• What this task involves: Scan the entries below for the word "imagine" and copy every line where it turns up.

• Data:
▬▬▬

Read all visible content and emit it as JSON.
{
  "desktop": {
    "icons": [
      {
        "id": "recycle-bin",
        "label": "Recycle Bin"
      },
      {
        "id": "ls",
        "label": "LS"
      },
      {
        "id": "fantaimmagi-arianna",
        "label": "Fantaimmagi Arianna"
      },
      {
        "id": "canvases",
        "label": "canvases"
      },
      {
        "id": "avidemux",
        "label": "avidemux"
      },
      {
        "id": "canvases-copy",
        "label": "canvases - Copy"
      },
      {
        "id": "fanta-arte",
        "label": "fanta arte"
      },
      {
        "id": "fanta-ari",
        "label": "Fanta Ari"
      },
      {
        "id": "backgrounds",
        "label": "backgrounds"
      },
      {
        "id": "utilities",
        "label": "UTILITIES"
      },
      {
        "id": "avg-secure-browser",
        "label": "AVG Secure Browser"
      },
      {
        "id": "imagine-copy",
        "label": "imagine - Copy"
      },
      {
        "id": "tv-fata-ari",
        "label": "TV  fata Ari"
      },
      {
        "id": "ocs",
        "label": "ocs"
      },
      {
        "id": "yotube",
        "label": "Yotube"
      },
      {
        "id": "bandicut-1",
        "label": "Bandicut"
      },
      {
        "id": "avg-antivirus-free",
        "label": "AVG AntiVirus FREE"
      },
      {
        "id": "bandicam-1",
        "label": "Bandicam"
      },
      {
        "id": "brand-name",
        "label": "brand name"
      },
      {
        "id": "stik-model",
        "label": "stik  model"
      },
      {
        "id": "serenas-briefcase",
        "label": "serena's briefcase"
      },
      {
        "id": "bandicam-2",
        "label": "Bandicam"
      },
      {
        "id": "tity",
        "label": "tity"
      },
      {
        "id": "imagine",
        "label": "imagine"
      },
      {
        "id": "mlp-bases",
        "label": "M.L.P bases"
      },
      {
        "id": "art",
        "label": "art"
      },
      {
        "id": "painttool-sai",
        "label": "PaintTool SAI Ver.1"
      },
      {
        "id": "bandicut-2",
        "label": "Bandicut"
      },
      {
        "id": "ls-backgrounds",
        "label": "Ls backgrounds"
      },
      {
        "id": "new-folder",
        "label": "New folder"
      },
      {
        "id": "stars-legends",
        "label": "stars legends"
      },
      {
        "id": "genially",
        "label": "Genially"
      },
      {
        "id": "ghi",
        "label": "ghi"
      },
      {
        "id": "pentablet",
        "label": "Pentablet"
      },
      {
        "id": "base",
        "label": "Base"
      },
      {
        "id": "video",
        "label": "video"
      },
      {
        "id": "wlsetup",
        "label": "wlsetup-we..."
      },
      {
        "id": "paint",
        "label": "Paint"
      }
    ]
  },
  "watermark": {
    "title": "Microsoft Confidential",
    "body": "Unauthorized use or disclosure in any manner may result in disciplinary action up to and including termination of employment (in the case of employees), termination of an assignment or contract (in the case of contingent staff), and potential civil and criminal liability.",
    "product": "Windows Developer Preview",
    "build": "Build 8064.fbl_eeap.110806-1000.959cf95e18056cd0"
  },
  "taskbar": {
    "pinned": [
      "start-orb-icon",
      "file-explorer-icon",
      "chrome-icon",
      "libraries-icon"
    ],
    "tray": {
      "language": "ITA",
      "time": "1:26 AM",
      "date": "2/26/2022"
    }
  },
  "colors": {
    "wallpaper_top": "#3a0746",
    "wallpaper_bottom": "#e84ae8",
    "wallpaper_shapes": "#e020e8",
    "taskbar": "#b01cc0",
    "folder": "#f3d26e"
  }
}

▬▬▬

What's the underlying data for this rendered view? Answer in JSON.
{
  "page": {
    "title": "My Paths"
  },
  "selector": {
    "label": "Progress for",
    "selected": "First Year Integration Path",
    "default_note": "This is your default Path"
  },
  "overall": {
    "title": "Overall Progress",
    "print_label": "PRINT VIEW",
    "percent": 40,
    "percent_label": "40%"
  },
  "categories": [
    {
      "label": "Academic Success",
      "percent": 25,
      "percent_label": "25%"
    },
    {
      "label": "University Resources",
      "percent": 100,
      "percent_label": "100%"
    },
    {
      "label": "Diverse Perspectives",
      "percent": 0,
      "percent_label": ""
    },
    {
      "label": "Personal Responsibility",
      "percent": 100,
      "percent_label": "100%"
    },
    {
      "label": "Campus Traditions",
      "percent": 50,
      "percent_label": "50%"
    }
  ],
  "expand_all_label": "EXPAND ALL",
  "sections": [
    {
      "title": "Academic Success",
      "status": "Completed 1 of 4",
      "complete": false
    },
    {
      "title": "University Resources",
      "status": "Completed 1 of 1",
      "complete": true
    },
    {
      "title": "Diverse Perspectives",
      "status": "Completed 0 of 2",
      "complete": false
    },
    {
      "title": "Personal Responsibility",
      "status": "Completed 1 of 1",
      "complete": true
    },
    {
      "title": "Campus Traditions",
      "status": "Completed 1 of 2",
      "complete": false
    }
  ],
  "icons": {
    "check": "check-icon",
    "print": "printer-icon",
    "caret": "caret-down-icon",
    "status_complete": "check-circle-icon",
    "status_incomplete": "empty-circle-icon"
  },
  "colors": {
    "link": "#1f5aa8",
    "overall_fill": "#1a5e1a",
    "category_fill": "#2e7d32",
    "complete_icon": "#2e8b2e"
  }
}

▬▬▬

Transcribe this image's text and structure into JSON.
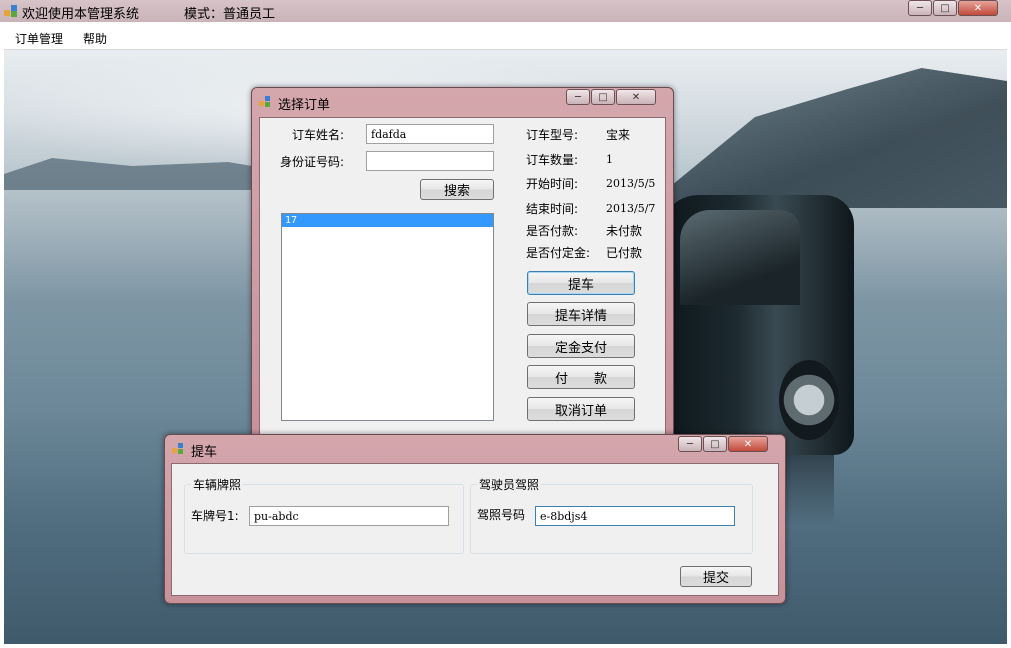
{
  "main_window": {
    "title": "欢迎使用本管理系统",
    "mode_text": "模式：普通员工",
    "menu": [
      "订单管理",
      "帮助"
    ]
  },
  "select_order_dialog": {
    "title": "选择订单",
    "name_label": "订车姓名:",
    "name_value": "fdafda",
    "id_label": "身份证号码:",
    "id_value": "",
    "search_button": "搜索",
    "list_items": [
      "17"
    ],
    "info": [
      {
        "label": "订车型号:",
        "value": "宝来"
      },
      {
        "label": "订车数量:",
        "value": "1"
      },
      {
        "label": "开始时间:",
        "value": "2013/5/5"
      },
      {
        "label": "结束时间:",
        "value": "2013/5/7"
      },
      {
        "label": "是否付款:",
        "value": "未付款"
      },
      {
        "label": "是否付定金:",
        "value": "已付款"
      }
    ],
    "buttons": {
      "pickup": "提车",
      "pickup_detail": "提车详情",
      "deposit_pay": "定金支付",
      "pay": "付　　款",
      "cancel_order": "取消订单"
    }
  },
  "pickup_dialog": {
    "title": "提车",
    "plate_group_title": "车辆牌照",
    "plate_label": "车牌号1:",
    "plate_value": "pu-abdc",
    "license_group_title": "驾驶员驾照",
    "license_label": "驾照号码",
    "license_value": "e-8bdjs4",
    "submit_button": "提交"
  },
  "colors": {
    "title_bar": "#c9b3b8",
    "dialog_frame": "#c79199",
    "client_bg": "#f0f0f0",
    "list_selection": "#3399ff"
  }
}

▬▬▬

• Task answer:
        "id": "imagine-copy",
        "label": "imagine - Copy"
        "id": "imagine",
        "label": "imagine"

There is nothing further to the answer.